A 13-meter black whale shark, which was stranded at Baru beach in Bantul, Yogyakarta, on Wednesday evening, finally died after rescue teams with the help of local fishermen failed to drag the giant mammal back to sea.
“The shark ran ashore on Wednesday. It was still alive when we found it at around 6 p.m.,” said a local fisherman, Gambos, on Thursday.
The whale shark, which has spot patterns on its skin, died of exhaustion after trying to head back to sea, according to Baru beach rescue team member Suparman.
He said rescue teams and local fisherman had tried to evacuate the whale shark back to sea with a boat, but the vessel had been too small to pull the four ton whale, he said.
“Despite its giant size, this whale shark was still young. Its length could have reached up to 20 meters [in subsequent years],” he said.
According to Bandis, the coordinator of local NGO Animal Friends Yogyakarta, the whale shark ran ashore on Baru beach when it was looking for food. Whale sharks look for food alone or in groups. They feed on macro-algae, plankton, krill, small squid, vertebrates or small fish.
"They migrate from Australian waters and pass through Indonesian waters,” Bandis said.
The stranded whale shark, he said, had become separated from its group. Previously, he had spotted around seven whale sharks who were about to run ashore. “But they can find their way back to deep waters,” he said.
In Indonesia, whale shark is a protected mammal under Law no. 5/1990.
The NGO decided to bury the carcass rather that take it back to sea, as the latter option proved difficult.
Bandis said his NGO had negotiated with locals on how to bury the whale shark carcass. “We will cut the carcass into pieces before burying it.”

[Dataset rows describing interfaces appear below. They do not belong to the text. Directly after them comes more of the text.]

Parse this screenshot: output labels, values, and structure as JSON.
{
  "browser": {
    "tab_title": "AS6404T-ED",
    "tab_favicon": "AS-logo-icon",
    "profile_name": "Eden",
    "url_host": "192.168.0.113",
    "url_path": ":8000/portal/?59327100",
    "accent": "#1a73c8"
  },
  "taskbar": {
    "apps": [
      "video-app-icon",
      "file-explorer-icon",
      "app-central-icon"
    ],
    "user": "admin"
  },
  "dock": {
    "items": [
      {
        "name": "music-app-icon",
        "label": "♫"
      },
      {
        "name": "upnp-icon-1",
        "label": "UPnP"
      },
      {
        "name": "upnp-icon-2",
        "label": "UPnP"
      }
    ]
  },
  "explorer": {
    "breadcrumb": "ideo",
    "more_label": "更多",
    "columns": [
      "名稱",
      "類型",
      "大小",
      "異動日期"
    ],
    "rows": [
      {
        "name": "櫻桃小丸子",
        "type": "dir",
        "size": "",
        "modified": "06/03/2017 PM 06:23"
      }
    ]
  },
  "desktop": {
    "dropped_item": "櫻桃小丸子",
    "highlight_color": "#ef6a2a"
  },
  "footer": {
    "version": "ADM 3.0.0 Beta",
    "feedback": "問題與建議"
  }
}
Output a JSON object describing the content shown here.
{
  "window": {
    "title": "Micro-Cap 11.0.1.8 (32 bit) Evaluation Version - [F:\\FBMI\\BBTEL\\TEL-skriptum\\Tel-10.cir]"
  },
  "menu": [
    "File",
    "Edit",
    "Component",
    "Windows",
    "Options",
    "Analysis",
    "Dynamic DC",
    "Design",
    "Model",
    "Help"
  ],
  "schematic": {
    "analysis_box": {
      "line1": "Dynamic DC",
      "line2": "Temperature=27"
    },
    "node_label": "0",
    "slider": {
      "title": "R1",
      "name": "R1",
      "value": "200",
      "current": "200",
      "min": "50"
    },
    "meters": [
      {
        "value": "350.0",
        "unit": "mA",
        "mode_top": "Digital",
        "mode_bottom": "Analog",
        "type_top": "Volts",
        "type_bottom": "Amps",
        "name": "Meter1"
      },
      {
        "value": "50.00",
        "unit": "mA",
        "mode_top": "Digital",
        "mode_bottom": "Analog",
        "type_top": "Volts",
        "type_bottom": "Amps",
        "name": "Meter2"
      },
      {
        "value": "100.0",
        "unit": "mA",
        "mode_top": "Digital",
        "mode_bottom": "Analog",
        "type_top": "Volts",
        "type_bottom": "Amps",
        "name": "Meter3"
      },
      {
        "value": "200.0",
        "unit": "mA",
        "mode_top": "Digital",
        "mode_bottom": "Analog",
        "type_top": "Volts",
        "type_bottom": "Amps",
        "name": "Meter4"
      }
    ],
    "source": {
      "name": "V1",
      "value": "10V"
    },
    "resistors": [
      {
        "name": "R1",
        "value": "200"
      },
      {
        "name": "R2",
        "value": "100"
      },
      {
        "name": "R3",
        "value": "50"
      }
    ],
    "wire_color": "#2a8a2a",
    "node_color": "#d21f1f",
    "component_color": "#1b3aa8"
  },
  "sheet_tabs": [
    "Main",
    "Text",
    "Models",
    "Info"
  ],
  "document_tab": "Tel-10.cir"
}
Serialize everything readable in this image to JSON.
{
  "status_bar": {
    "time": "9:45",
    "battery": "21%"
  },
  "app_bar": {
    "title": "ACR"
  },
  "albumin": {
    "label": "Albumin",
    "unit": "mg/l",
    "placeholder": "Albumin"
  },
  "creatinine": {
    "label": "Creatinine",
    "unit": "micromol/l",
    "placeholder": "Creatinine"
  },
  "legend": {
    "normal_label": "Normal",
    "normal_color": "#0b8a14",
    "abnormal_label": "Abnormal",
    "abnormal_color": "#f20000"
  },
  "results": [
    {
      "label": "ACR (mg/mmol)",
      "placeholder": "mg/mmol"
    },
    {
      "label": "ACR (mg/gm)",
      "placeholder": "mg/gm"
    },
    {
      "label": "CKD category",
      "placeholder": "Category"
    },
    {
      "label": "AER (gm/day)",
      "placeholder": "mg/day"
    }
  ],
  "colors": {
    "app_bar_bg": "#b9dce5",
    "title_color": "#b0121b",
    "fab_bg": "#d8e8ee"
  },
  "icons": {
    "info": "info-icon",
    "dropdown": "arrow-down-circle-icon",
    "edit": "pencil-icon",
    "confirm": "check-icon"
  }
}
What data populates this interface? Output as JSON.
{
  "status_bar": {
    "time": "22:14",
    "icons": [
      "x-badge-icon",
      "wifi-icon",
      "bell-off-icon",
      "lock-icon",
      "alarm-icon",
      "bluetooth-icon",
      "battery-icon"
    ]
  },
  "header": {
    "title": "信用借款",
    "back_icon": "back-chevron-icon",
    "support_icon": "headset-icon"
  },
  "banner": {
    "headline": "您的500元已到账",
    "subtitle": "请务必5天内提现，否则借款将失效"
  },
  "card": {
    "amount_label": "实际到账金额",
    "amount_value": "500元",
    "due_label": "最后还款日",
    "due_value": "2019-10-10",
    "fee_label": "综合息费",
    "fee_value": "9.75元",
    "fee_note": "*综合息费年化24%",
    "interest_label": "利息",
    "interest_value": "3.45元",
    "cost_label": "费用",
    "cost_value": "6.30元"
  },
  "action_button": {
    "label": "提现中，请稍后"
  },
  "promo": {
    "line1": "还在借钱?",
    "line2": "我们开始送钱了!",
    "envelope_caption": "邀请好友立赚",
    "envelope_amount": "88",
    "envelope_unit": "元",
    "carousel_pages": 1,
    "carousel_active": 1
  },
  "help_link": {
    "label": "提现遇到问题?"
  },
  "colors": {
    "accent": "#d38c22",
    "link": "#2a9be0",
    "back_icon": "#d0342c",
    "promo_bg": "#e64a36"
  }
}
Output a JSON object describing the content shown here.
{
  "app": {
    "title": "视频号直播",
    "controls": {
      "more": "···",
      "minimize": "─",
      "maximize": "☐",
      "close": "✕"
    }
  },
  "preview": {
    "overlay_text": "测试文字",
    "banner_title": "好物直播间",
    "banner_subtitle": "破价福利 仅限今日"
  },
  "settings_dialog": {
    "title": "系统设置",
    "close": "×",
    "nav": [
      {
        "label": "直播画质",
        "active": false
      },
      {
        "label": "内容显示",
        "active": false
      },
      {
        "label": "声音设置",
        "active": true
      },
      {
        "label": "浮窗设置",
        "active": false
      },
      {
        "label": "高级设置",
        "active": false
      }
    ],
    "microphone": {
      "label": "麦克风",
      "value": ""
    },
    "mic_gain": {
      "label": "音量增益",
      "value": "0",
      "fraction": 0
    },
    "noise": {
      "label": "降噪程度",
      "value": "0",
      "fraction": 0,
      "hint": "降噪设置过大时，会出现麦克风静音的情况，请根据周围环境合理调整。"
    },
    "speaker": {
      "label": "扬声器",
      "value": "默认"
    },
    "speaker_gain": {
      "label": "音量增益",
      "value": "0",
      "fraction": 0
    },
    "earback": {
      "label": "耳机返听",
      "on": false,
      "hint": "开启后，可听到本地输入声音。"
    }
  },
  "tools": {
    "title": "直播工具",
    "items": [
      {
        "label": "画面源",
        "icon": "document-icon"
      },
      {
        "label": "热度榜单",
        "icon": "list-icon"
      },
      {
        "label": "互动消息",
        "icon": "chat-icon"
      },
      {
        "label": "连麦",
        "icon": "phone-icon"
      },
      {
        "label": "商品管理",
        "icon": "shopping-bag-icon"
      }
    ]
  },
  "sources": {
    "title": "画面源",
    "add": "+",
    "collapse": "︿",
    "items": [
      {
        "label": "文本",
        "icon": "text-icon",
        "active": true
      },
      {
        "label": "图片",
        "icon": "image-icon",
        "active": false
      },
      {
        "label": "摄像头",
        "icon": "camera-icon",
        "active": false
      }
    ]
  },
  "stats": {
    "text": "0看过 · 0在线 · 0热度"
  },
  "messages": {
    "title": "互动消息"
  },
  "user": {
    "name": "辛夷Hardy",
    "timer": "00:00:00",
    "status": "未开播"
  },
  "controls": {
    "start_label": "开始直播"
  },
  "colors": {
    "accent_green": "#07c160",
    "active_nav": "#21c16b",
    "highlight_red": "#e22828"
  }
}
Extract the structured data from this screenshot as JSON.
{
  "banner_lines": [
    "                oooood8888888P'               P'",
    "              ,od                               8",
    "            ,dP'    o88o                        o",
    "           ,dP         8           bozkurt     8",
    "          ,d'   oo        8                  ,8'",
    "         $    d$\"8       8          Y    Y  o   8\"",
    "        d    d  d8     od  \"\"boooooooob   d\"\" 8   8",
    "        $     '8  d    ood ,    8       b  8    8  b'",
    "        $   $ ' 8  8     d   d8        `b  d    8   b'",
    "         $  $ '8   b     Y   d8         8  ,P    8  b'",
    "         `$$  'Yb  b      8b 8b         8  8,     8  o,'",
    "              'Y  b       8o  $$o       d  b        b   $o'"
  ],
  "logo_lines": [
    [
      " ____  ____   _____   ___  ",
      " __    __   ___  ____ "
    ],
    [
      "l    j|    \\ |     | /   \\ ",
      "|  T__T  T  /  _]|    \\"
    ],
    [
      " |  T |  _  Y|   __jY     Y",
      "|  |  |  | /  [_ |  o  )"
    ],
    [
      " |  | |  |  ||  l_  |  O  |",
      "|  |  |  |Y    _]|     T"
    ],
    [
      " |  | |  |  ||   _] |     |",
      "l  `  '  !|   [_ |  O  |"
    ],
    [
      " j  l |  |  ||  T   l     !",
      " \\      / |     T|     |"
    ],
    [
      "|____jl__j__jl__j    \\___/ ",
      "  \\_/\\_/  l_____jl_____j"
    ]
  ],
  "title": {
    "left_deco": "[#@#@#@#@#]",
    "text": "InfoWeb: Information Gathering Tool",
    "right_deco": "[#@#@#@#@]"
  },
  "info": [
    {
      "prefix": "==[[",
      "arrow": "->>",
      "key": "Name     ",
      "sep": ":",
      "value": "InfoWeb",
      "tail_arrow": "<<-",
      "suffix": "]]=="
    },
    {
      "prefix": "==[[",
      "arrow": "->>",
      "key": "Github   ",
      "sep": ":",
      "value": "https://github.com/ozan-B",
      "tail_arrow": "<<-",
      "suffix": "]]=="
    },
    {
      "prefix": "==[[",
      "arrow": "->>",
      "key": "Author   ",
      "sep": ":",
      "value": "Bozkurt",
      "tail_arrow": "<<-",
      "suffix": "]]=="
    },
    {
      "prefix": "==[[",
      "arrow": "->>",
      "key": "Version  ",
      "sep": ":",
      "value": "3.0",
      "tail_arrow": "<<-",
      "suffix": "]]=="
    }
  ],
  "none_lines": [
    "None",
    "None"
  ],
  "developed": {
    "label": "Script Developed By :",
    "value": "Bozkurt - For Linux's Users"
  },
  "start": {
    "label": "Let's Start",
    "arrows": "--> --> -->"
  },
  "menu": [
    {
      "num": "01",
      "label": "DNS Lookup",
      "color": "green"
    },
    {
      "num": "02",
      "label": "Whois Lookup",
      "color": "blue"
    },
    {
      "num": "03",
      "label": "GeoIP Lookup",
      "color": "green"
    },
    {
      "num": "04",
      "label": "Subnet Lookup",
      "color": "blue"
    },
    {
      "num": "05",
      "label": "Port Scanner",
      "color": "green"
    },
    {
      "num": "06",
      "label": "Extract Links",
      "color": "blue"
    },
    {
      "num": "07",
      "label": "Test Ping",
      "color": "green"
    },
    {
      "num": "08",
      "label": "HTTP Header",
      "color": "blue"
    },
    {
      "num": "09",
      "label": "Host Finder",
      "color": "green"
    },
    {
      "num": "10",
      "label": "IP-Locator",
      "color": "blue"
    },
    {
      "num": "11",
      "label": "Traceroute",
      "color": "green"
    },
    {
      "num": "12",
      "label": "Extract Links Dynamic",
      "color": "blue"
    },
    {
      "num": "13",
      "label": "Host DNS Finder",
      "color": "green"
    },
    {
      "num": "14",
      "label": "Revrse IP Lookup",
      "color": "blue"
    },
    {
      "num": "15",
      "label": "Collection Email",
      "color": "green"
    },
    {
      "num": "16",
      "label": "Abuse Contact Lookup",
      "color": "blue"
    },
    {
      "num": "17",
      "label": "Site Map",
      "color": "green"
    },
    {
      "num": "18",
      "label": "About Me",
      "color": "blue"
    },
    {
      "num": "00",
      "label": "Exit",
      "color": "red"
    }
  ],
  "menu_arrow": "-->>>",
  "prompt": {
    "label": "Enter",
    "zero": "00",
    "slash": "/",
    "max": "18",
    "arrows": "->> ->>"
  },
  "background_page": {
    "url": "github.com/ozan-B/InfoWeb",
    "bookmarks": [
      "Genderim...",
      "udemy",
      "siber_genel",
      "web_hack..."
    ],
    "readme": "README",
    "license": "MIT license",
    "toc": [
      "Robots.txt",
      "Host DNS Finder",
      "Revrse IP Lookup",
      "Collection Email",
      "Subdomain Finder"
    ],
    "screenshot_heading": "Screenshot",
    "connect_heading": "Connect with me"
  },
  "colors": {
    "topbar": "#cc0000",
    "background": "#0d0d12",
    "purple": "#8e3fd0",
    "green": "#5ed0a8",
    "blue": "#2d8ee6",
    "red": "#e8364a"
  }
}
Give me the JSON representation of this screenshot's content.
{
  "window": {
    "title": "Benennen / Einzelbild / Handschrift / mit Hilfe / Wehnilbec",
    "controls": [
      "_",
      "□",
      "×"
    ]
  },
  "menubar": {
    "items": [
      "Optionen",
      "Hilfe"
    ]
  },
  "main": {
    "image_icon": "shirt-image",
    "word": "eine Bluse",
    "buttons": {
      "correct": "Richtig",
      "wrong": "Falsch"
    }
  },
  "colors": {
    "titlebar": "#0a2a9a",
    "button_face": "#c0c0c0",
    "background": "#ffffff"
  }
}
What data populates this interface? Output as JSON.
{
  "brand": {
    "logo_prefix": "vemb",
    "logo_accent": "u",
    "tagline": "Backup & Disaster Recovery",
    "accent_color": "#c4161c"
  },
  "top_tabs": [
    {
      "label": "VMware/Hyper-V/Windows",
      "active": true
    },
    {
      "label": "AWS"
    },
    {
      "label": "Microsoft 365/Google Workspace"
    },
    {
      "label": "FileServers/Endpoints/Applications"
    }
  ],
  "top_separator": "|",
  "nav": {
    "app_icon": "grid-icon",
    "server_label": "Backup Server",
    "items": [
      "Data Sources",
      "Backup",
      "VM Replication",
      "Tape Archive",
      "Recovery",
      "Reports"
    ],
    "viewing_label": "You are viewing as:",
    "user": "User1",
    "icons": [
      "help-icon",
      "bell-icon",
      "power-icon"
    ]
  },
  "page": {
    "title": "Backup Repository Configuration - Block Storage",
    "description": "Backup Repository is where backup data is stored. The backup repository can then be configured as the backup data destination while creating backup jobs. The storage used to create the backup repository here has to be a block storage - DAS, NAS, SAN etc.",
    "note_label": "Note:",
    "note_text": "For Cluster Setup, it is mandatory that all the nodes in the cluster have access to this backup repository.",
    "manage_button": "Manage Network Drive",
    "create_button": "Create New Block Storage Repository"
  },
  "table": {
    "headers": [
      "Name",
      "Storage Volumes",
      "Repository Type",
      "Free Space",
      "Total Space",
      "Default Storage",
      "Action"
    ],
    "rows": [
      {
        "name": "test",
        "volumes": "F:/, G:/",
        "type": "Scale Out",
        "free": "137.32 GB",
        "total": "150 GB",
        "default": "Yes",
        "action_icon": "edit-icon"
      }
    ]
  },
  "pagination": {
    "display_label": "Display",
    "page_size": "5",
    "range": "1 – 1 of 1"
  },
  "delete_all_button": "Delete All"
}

Meanwhile, thousands of local residents flocked to Baru beach to watch the stranded whale shark.
“It’s not every day that we see a gigantic fish,” said Arum Santoso, a local resident. (riz)